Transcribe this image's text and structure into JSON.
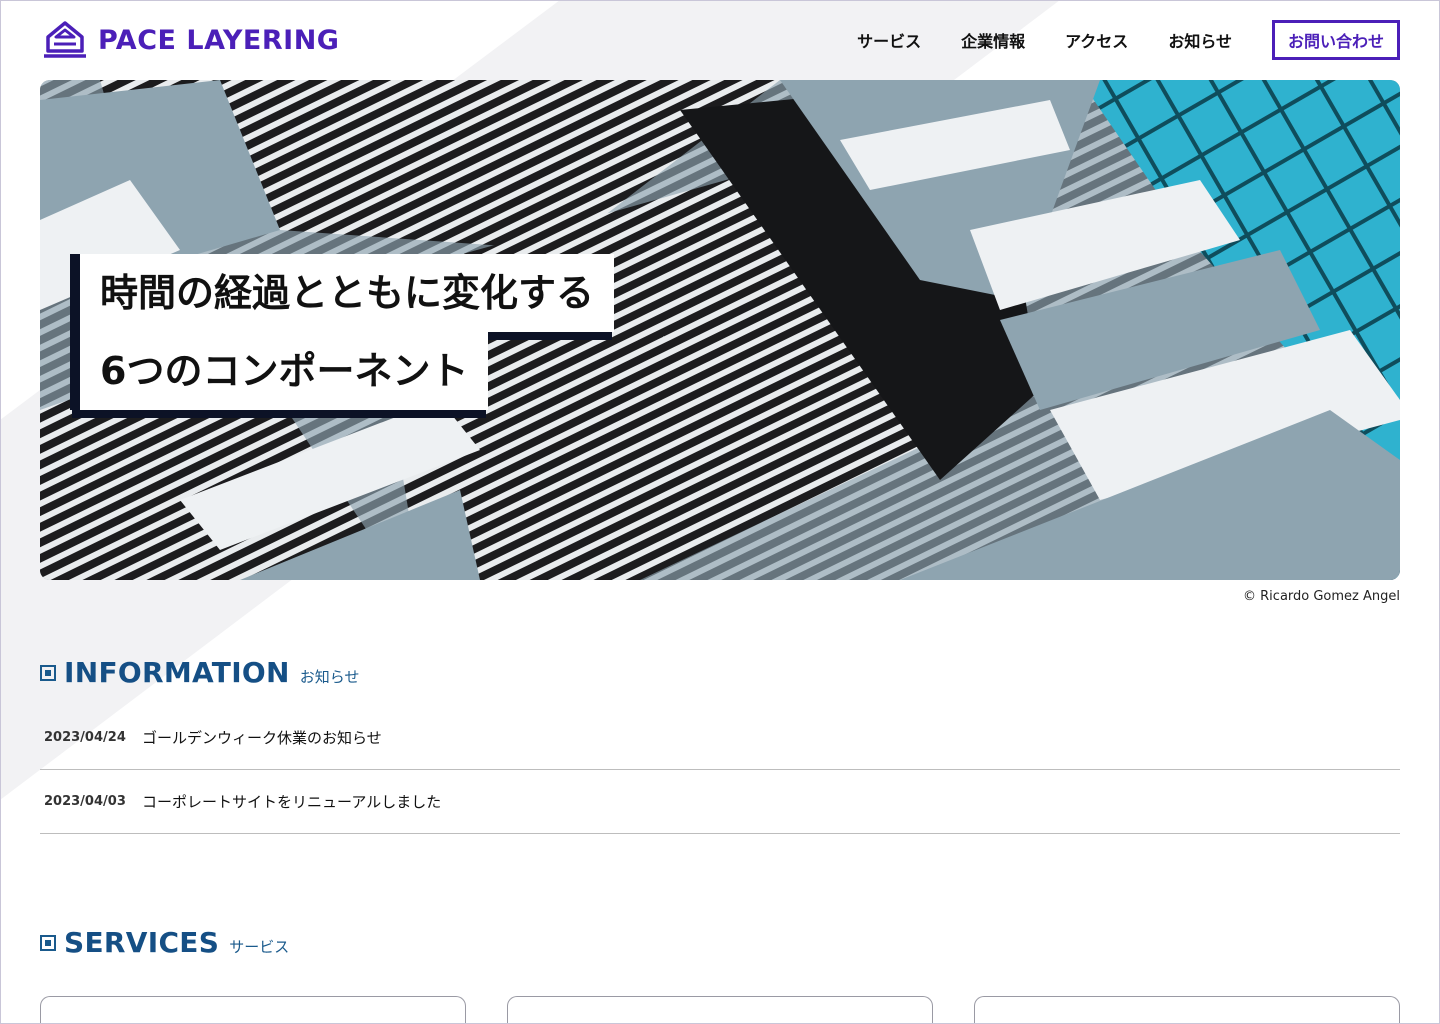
{
  "brand": {
    "name": "PACE LAYERING",
    "color": "#4b1fb8"
  },
  "nav": {
    "items": [
      {
        "label": "サービス"
      },
      {
        "label": "企業情報"
      },
      {
        "label": "アクセス"
      },
      {
        "label": "お知らせ"
      }
    ],
    "contact_label": "お問い合わせ"
  },
  "hero": {
    "title_line1": "時間の経過とともに変化する",
    "title_line2": "6つのコンポーネント",
    "credit": "© Ricardo Gomez Angel"
  },
  "information": {
    "heading_en": "INFORMATION",
    "heading_ja": "お知らせ",
    "items": [
      {
        "date": "2023/04/24",
        "title": "ゴールデンウィーク休業のお知らせ"
      },
      {
        "date": "2023/04/03",
        "title": "コーポレートサイトをリニューアルしました"
      }
    ]
  },
  "services": {
    "heading_en": "SERVICES",
    "heading_ja": "サービス"
  },
  "colors": {
    "accent": "#4b1fb8",
    "heading": "#154f85",
    "title_shadow": "#0c1226"
  }
}
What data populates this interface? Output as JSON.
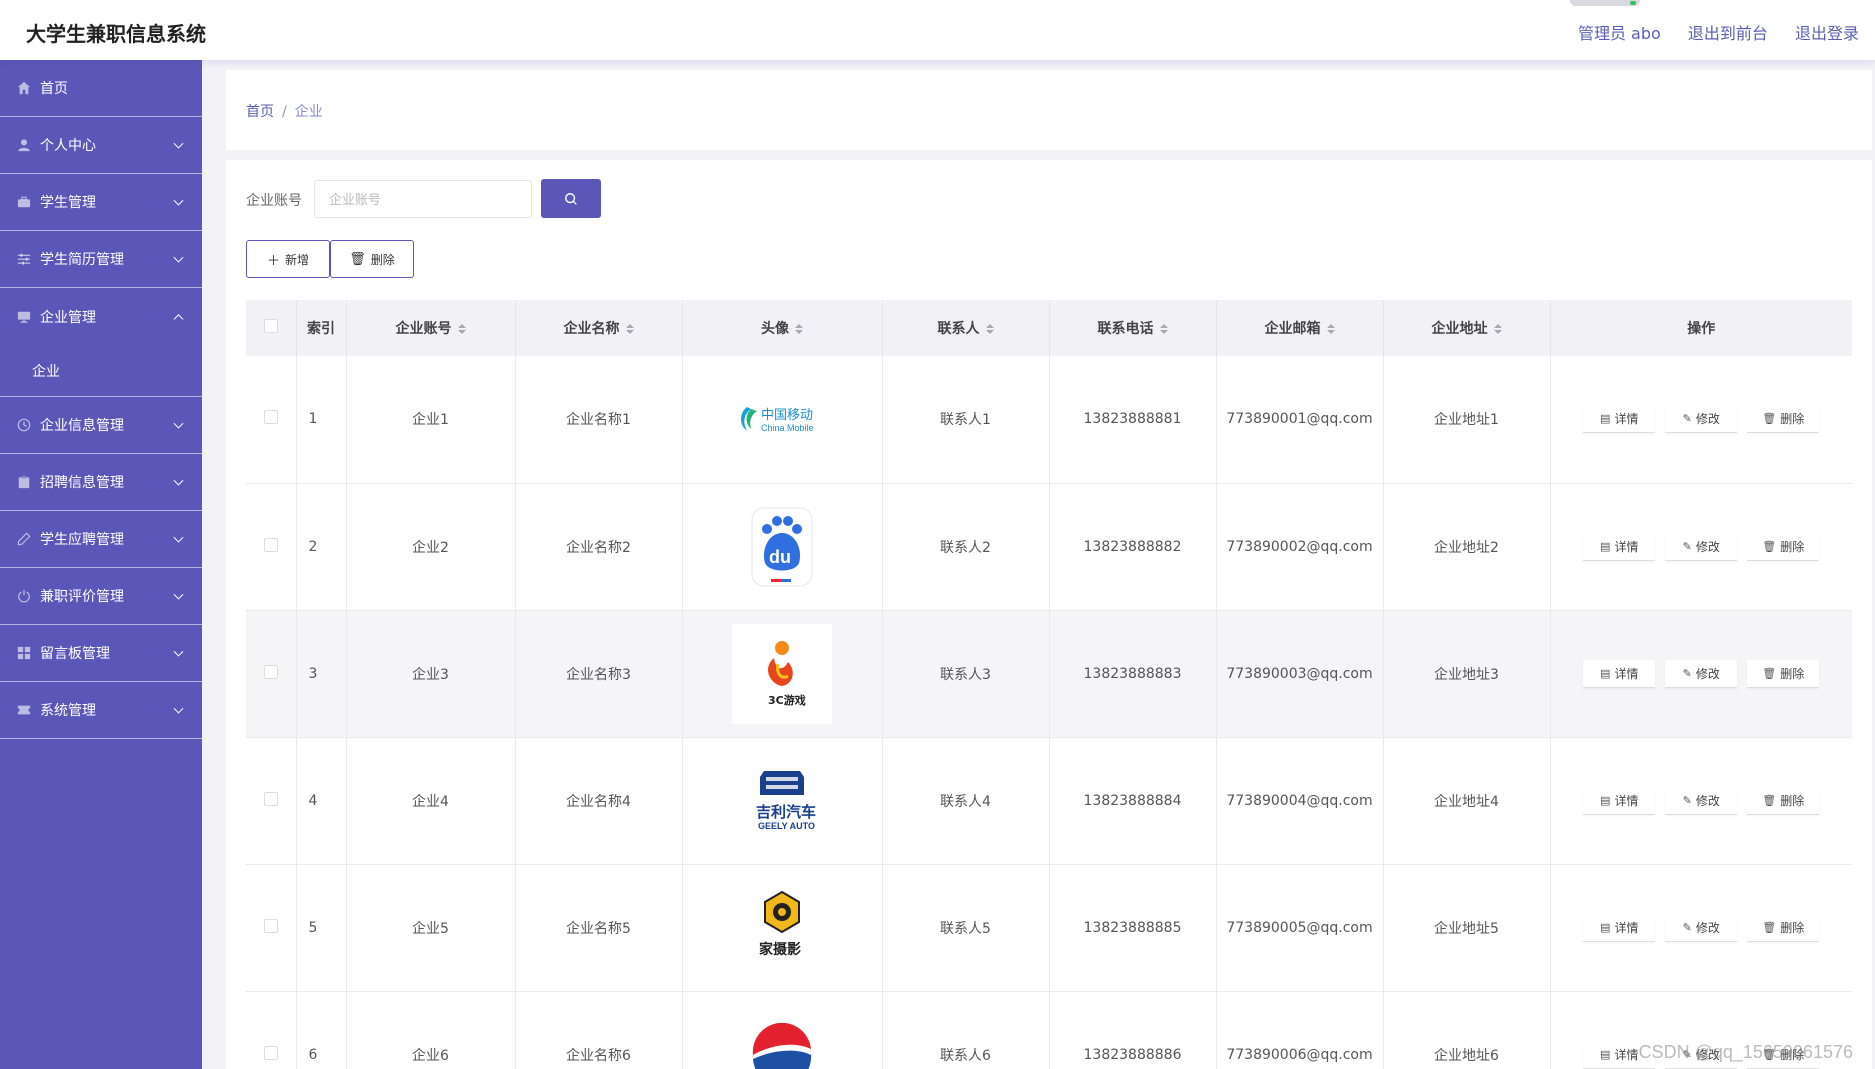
{
  "header": {
    "title": "大学生兼职信息系统",
    "links": [
      "管理员 abo",
      "退出到前台",
      "退出登录"
    ]
  },
  "sidebar": {
    "items": [
      {
        "label": "首页",
        "icon": "home-icon",
        "expandable": false
      },
      {
        "label": "个人中心",
        "icon": "user-icon",
        "expandable": true
      },
      {
        "label": "学生管理",
        "icon": "briefcase-icon",
        "expandable": true
      },
      {
        "label": "学生简历管理",
        "icon": "sliders-icon",
        "expandable": true
      },
      {
        "label": "企业管理",
        "icon": "monitor-icon",
        "expandable": true,
        "expanded": true
      },
      {
        "label": "企业",
        "sub": true
      },
      {
        "label": "企业信息管理",
        "icon": "clock-icon",
        "expandable": true
      },
      {
        "label": "招聘信息管理",
        "icon": "clipboard-icon",
        "expandable": true
      },
      {
        "label": "学生应聘管理",
        "icon": "pen-icon",
        "expandable": true
      },
      {
        "label": "兼职评价管理",
        "icon": "power-icon",
        "expandable": true
      },
      {
        "label": "留言板管理",
        "icon": "grid-icon",
        "expandable": true
      },
      {
        "label": "系统管理",
        "icon": "ticket-icon",
        "expandable": true
      }
    ]
  },
  "breadcrumb": {
    "home": "首页",
    "separator": "/",
    "current": "企业"
  },
  "search": {
    "label": "企业账号",
    "placeholder": "企业账号"
  },
  "toolbar": {
    "add_label": "新增",
    "delete_label": "删除"
  },
  "table": {
    "headers": [
      "索引",
      "企业账号",
      "企业名称",
      "头像",
      "联系人",
      "联系电话",
      "企业邮箱",
      "企业地址",
      "操作"
    ],
    "rows": [
      {
        "index": "1",
        "account": "企业1",
        "name": "企业名称1",
        "logo": "china-mobile",
        "contact": "联系人1",
        "phone": "13823888881",
        "email": "773890001@qq.com",
        "address": "企业地址1"
      },
      {
        "index": "2",
        "account": "企业2",
        "name": "企业名称2",
        "logo": "baidu",
        "contact": "联系人2",
        "phone": "13823888882",
        "email": "773890002@qq.com",
        "address": "企业地址2"
      },
      {
        "index": "3",
        "account": "企业3",
        "name": "企业名称3",
        "logo": "3c-games",
        "contact": "联系人3",
        "phone": "13823888883",
        "email": "773890003@qq.com",
        "address": "企业地址3"
      },
      {
        "index": "4",
        "account": "企业4",
        "name": "企业名称4",
        "logo": "geely-auto",
        "contact": "联系人4",
        "phone": "13823888884",
        "email": "773890004@qq.com",
        "address": "企业地址4"
      },
      {
        "index": "5",
        "account": "企业5",
        "name": "企业名称5",
        "logo": "photography",
        "contact": "联系人5",
        "phone": "13823888885",
        "email": "773890005@qq.com",
        "address": "企业地址5"
      },
      {
        "index": "6",
        "account": "企业6",
        "name": "企业名称6",
        "logo": "pepsi",
        "contact": "联系人6",
        "phone": "13823888886",
        "email": "773890006@qq.com",
        "address": "企业地址6"
      }
    ],
    "row_actions": {
      "detail": "详情",
      "edit": "修改",
      "delete": "删除"
    }
  },
  "logos": {
    "china_mobile": {
      "cn": "中国移动",
      "en": "China Mobile"
    },
    "baidu": {
      "text": "du"
    },
    "games": {
      "text": "3C游戏"
    },
    "geely": {
      "cn": "吉利汽车",
      "en": "GEELY AUTO"
    },
    "photo": {
      "text": "家摄影"
    }
  },
  "colors": {
    "primary": "#5b57b8",
    "header_link": "#5a5fb4"
  },
  "watermark": "CSDN @qq_15659061576"
}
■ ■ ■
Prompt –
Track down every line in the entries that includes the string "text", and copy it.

Expected answer –
Transcribe this image's text and structure into JSON.
      "text": "du"
      "text": "3C游戏"
      "text": "家摄影"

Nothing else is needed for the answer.